▶ [Task directions]: Output every line of the material exactly, omitting images.

▶ [Input data]:

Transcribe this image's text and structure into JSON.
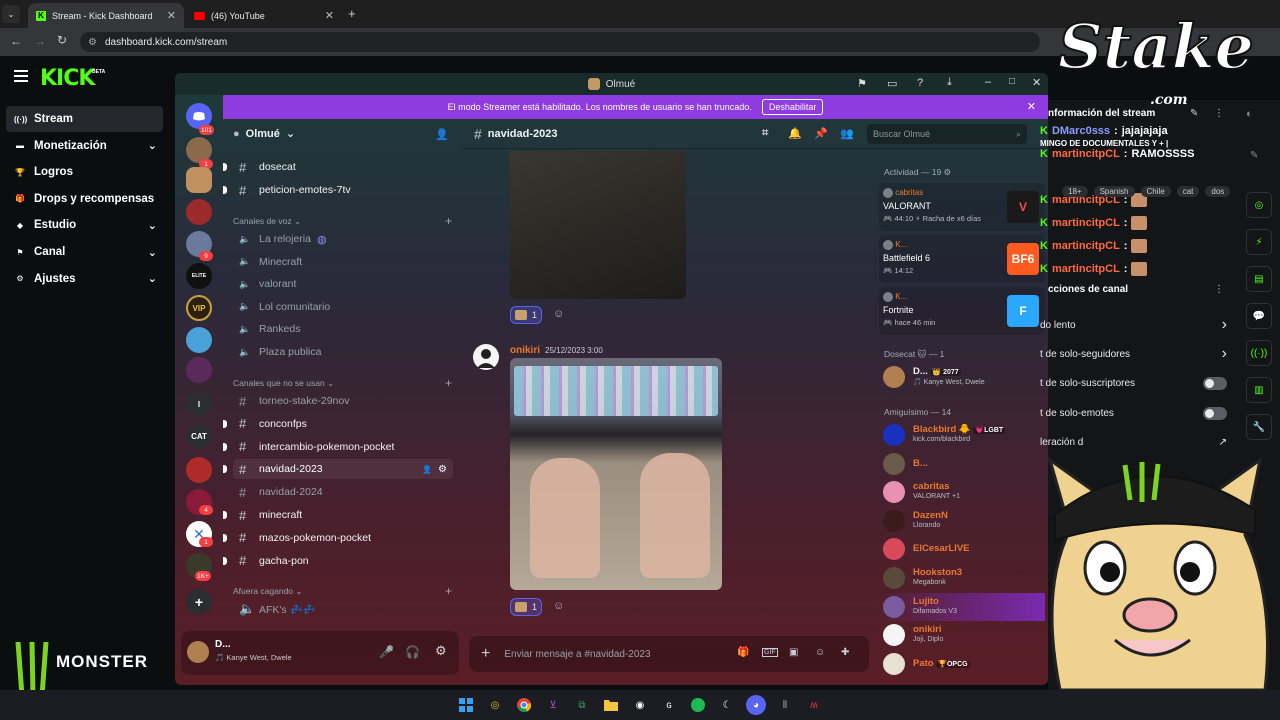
{
  "browser": {
    "tabs": [
      {
        "title": "Stream - Kick Dashboard"
      },
      {
        "title": "(46) YouTube"
      }
    ],
    "url": "dashboard.kick.com/stream"
  },
  "kick": {
    "logo": "KICK",
    "beta": "BETA",
    "nav": [
      {
        "label": "Stream",
        "icon": "broadcast-icon",
        "active": true
      },
      {
        "label": "Monetización",
        "icon": "money-icon"
      },
      {
        "label": "Logros",
        "icon": "trophy-icon"
      },
      {
        "label": "Drops y recompensas",
        "icon": "gift-icon"
      },
      {
        "label": "Estudio",
        "icon": "studio-icon"
      },
      {
        "label": "Canal",
        "icon": "flag-icon"
      },
      {
        "label": "Ajustes",
        "icon": "gear-icon"
      }
    ],
    "monster_text": "MONSTER"
  },
  "discord": {
    "window_title": "Olmué",
    "banner": {
      "text": "El modo Streamer está habilitado. Los nombres de usuario se han truncado.",
      "button": "Deshabilitar"
    },
    "server_name": "Olmué",
    "server_badges": {
      "top": "101",
      "s1": "1",
      "s2": "9",
      "s3": "4",
      "s4": "1",
      "s5": "1K+"
    },
    "server_labels": {
      "i": "I",
      "cat": "CAT",
      "elite": "ELITE",
      "vip": "VIP"
    },
    "channels_top": [
      {
        "name": "dosecat"
      },
      {
        "name": "peticion-emotes-7tv"
      }
    ],
    "voice_category": "Canales de voz",
    "voice_channels": [
      {
        "name": "La relojeria"
      },
      {
        "name": "Minecraft"
      },
      {
        "name": "valorant"
      },
      {
        "name": "Lol comunitario"
      },
      {
        "name": "Rankeds"
      },
      {
        "name": "Plaza publica"
      }
    ],
    "unused_category": "Canales que no se usan",
    "unused_channels": [
      {
        "name": "torneo-stake-29nov"
      },
      {
        "name": "conconfps"
      },
      {
        "name": "intercambio-pokemon-pocket"
      },
      {
        "name": "navidad-2023"
      },
      {
        "name": "navidad-2024"
      },
      {
        "name": "minecraft"
      },
      {
        "name": "mazos-pokemon-pocket"
      },
      {
        "name": "gacha-pon"
      }
    ],
    "afuera_category": "Afuera cagando",
    "afk_channel": "AFK's 💤💤",
    "user_panel": {
      "name": "D...",
      "status": "🎵 Kanye West, Dwele"
    },
    "chat": {
      "channel": "navidad-2023",
      "search_placeholder": "Buscar Olmué",
      "message_author": "onikiri",
      "message_time": "25/12/2023 3:00",
      "reaction_count_1": "1",
      "reaction_count_2": "1",
      "composer_placeholder": "Enviar mensaje a #navidad-2023",
      "composer_gif": "GIF"
    },
    "members": {
      "activity_header": "Actividad — 19",
      "activities": [
        {
          "user": "cabritas",
          "game": "VALORANT",
          "time": "44:10",
          "extra": "Racha de x6 días",
          "icon_text": "V",
          "icon_color": "#ff4655"
        },
        {
          "user": "K...",
          "game": "Battlefield 6",
          "time": "14:12",
          "icon_text": "BF6",
          "icon_color": "#ff5a1f"
        },
        {
          "user": "K...",
          "game": "Fortnite",
          "time": "hace 46 min",
          "icon_text": "F",
          "icon_color": "#2aa7ff"
        }
      ],
      "dosecat_header": "Dosecat 🐱 — 1",
      "dosecat_member": {
        "name": "D...",
        "badge": "👑 2077",
        "status": "Kanye West, Dwele"
      },
      "amiguisimo_header": "Amiguísimo — 14",
      "list": [
        {
          "name": "Blackbird 🐥",
          "tag": "💗LGBT",
          "status": "kick.com/blackbird",
          "color": "#e8792f"
        },
        {
          "name": "B...",
          "status": "",
          "color": "#e8792f"
        },
        {
          "name": "cabritas",
          "status": "VALORANT +1",
          "color": "#e8792f"
        },
        {
          "name": "DazenN",
          "status": "Llorando",
          "color": "#e8792f"
        },
        {
          "name": "ElCesarLIVE",
          "status": "",
          "color": "#e8792f"
        },
        {
          "name": "Hookston3",
          "status": "Megabonk",
          "color": "#e8792f"
        },
        {
          "name": "Lujito",
          "status": "Difamados V3",
          "color": "#e8792f"
        },
        {
          "name": "onikiri",
          "status": "Joji, Diplo",
          "color": "#e8792f"
        },
        {
          "name": "Pato",
          "tag": "🏆OPCG",
          "status": "",
          "color": "#e8792f"
        }
      ]
    }
  },
  "overlay": {
    "stake_logo": "Stake",
    "stake_com": ".com",
    "stream_info_title": "nformación del stream",
    "chat": [
      {
        "user": "DMarc0sss",
        "text": "jajajajaja"
      },
      {
        "user": "",
        "text": "MINGO DE DOCUMENTALES Y + |"
      },
      {
        "user": "martincitpCL",
        "text": "RAMOSSSS"
      },
      {
        "user": "martincitpCL",
        "text": ""
      },
      {
        "user": "martincitpCL",
        "text": ""
      },
      {
        "user": "martincitpCL",
        "text": ""
      },
      {
        "user": "martincitpCL",
        "text": ""
      }
    ],
    "tags": [
      "18+",
      "Spanish",
      "Chile",
      "cat",
      "dos"
    ],
    "channel_actions": "cciones de canal",
    "settings": [
      {
        "label": "do lento",
        "control": "chevron"
      },
      {
        "label": "t de solo-seguidores",
        "control": "chevron"
      },
      {
        "label": "t de solo-suscriptores",
        "control": "toggle"
      },
      {
        "label": "t de solo-emotes",
        "control": "toggle"
      },
      {
        "label": "leración d",
        "control": "link"
      }
    ]
  },
  "colors": {
    "kick_green": "#53fc18",
    "discord_blurple": "#5865f2",
    "streamer_banner": "#8e3be0",
    "notification_red": "#f23f43"
  }
}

▶ [Result for this exercise]:
Transcribe this image's text and structure into JSON.
{
  "browser": {
    "tabs": [
      {
        "title": "Stream - Kick Dashboard"
      },
      {
        "title": "(46) YouTube"
      }
    ],
    "url": "dashboard.kick.com/stream"
  },
  "kick": {
    "logo": "KICK",
    "beta": "BETA",
    "nav": [
      {
        "label": "Stream",
        "icon": "broadcast-icon",
        "active": true
      },
      {
        "label": "Monetización",
        "icon": "money-icon"
      },
      {
        "label": "Logros",
        "icon": "trophy-icon"
      },
      {
        "label": "Drops y recompensas",
        "icon": "gift-icon"
      },
      {
        "label": "Estudio",
        "icon": "studio-icon"
      },
      {
        "label": "Canal",
        "icon": "flag-icon"
      },
      {
        "label": "Ajustes",
        "icon": "gear-icon"
      }
    ],
    "monster_text": "MONSTER"
  },
  "discord": {
    "window_title": "Olmué",
    "banner": {
      "text": "El modo Streamer está habilitado. Los nombres de usuario se han truncado.",
      "button": "Deshabilitar"
    },
    "server_name": "Olmué",
    "server_badges": {
      "top": "101",
      "s1": "1",
      "s2": "9",
      "s3": "4",
      "s4": "1",
      "s5": "1K+"
    },
    "server_labels": {
      "i": "I",
      "cat": "CAT",
      "elite": "ELITE",
      "vip": "VIP"
    },
    "channels_top": [
      {
        "name": "dosecat"
      },
      {
        "name": "peticion-emotes-7tv"
      }
    ],
    "voice_category": "Canales de voz",
    "voice_channels": [
      {
        "name": "La relojeria"
      },
      {
        "name": "Minecraft"
      },
      {
        "name": "valorant"
      },
      {
        "name": "Lol comunitario"
      },
      {
        "name": "Rankeds"
      },
      {
        "name": "Plaza publica"
      }
    ],
    "unused_category": "Canales que no se usan",
    "unused_channels": [
      {
        "name": "torneo-stake-29nov"
      },
      {
        "name": "conconfps"
      },
      {
        "name": "intercambio-pokemon-pocket"
      },
      {
        "name": "navidad-2023"
      },
      {
        "name": "navidad-2024"
      },
      {
        "name": "minecraft"
      },
      {
        "name": "mazos-pokemon-pocket"
      },
      {
        "name": "gacha-pon"
      }
    ],
    "afuera_category": "Afuera cagando",
    "afk_channel": "AFK's 💤💤",
    "user_panel": {
      "name": "D...",
      "status": "🎵 Kanye West, Dwele"
    },
    "chat": {
      "channel": "navidad-2023",
      "search_placeholder": "Buscar Olmué",
      "message_author": "onikiri",
      "message_time": "25/12/2023 3:00",
      "reaction_count_1": "1",
      "reaction_count_2": "1",
      "composer_placeholder": "Enviar mensaje a #navidad-2023",
      "composer_gif": "GIF"
    },
    "members": {
      "activity_header": "Actividad — 19",
      "activities": [
        {
          "user": "cabritas",
          "game": "VALORANT",
          "time": "44:10",
          "extra": "Racha de x6 días",
          "icon_text": "V",
          "icon_color": "#ff4655"
        },
        {
          "user": "K...",
          "game": "Battlefield 6",
          "time": "14:12",
          "icon_text": "BF6",
          "icon_color": "#ff5a1f"
        },
        {
          "user": "K...",
          "game": "Fortnite",
          "time": "hace 46 min",
          "icon_text": "F",
          "icon_color": "#2aa7ff"
        }
      ],
      "dosecat_header": "Dosecat 🐱 — 1",
      "dosecat_member": {
        "name": "D...",
        "badge": "👑 2077",
        "status": "Kanye West, Dwele"
      },
      "amiguisimo_header": "Amiguísimo — 14",
      "list": [
        {
          "name": "Blackbird 🐥",
          "tag": "💗LGBT",
          "status": "kick.com/blackbird",
          "color": "#e8792f"
        },
        {
          "name": "B...",
          "status": "",
          "color": "#e8792f"
        },
        {
          "name": "cabritas",
          "status": "VALORANT +1",
          "color": "#e8792f"
        },
        {
          "name": "DazenN",
          "status": "Llorando",
          "color": "#e8792f"
        },
        {
          "name": "ElCesarLIVE",
          "status": "",
          "color": "#e8792f"
        },
        {
          "name": "Hookston3",
          "status": "Megabonk",
          "color": "#e8792f"
        },
        {
          "name": "Lujito",
          "status": "Difamados V3",
          "color": "#e8792f"
        },
        {
          "name": "onikiri",
          "status": "Joji, Diplo",
          "color": "#e8792f"
        },
        {
          "name": "Pato",
          "tag": "🏆OPCG",
          "status": "",
          "color": "#e8792f"
        }
      ]
    }
  },
  "overlay": {
    "stake_logo": "Stake",
    "stake_com": ".com",
    "stream_info_title": "nformación del stream",
    "chat": [
      {
        "user": "DMarc0sss",
        "text": "jajajajaja"
      },
      {
        "user": "",
        "text": "MINGO DE DOCUMENTALES Y + |"
      },
      {
        "user": "martincitpCL",
        "text": "RAMOSSSS"
      },
      {
        "user": "martincitpCL",
        "text": ""
      },
      {
        "user": "martincitpCL",
        "text": ""
      },
      {
        "user": "martincitpCL",
        "text": ""
      },
      {
        "user": "martincitpCL",
        "text": ""
      }
    ],
    "tags": [
      "18+",
      "Spanish",
      "Chile",
      "cat",
      "dos"
    ],
    "channel_actions": "cciones de canal",
    "settings": [
      {
        "label": "do lento",
        "control": "chevron"
      },
      {
        "label": "t de solo-seguidores",
        "control": "chevron"
      },
      {
        "label": "t de solo-suscriptores",
        "control": "toggle"
      },
      {
        "label": "t de solo-emotes",
        "control": "toggle"
      },
      {
        "label": "leración d",
        "control": "link"
      }
    ]
  },
  "colors": {
    "kick_green": "#53fc18",
    "discord_blurple": "#5865f2",
    "streamer_banner": "#8e3be0",
    "notification_red": "#f23f43"
  }
}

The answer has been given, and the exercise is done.